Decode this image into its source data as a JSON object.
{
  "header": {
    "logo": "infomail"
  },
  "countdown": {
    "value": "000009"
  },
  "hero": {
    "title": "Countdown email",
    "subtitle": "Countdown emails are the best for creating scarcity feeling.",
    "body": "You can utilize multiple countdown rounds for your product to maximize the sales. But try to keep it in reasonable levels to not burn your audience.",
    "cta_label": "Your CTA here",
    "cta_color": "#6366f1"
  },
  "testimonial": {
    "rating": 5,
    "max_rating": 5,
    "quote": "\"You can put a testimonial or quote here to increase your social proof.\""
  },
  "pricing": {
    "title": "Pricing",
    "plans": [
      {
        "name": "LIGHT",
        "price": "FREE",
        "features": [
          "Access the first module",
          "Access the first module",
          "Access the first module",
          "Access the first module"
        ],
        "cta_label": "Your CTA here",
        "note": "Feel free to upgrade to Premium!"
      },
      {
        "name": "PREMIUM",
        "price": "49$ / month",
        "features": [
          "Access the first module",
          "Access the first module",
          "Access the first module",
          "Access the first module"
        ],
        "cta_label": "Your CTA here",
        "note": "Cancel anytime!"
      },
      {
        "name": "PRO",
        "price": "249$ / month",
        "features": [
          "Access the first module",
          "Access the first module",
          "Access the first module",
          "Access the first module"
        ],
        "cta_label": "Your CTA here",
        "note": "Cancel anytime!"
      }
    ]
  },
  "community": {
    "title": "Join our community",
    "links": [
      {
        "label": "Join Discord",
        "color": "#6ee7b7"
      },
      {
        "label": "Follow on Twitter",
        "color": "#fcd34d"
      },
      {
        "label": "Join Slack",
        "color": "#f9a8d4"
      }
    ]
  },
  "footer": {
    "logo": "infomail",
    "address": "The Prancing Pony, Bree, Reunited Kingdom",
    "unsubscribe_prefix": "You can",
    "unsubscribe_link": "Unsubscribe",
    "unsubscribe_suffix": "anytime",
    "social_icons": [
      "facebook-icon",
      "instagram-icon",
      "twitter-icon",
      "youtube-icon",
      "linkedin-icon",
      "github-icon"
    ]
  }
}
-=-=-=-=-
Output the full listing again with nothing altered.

Decode this image into its source data as a JSON object.
{
  "header": {
    "logo": "infomail"
  },
  "countdown": {
    "value": "000009"
  },
  "hero": {
    "title": "Countdown email",
    "subtitle": "Countdown emails are the best for creating scarcity feeling.",
    "body": "You can utilize multiple countdown rounds for your product to maximize the sales. But try to keep it in reasonable levels to not burn your audience.",
    "cta_label": "Your CTA here",
    "cta_color": "#6366f1"
  },
  "testimonial": {
    "rating": 5,
    "max_rating": 5,
    "quote": "\"You can put a testimonial or quote here to increase your social proof.\""
  },
  "pricing": {
    "title": "Pricing",
    "plans": [
      {
        "name": "LIGHT",
        "price": "FREE",
        "features": [
          "Access the first module",
          "Access the first module",
          "Access the first module",
          "Access the first module"
        ],
        "cta_label": "Your CTA here",
        "note": "Feel free to upgrade to Premium!"
      },
      {
        "name": "PREMIUM",
        "price": "49$ / month",
        "features": [
          "Access the first module",
          "Access the first module",
          "Access the first module",
          "Access the first module"
        ],
        "cta_label": "Your CTA here",
        "note": "Cancel anytime!"
      },
      {
        "name": "PRO",
        "price": "249$ / month",
        "features": [
          "Access the first module",
          "Access the first module",
          "Access the first module",
          "Access the first module"
        ],
        "cta_label": "Your CTA here",
        "note": "Cancel anytime!"
      }
    ]
  },
  "community": {
    "title": "Join our community",
    "links": [
      {
        "label": "Join Discord",
        "color": "#6ee7b7"
      },
      {
        "label": "Follow on Twitter",
        "color": "#fcd34d"
      },
      {
        "label": "Join Slack",
        "color": "#f9a8d4"
      }
    ]
  },
  "footer": {
    "logo": "infomail",
    "address": "The Prancing Pony, Bree, Reunited Kingdom",
    "unsubscribe_prefix": "You can",
    "unsubscribe_link": "Unsubscribe",
    "unsubscribe_suffix": "anytime",
    "social_icons": [
      "facebook-icon",
      "instagram-icon",
      "twitter-icon",
      "youtube-icon",
      "linkedin-icon",
      "github-icon"
    ]
  }
}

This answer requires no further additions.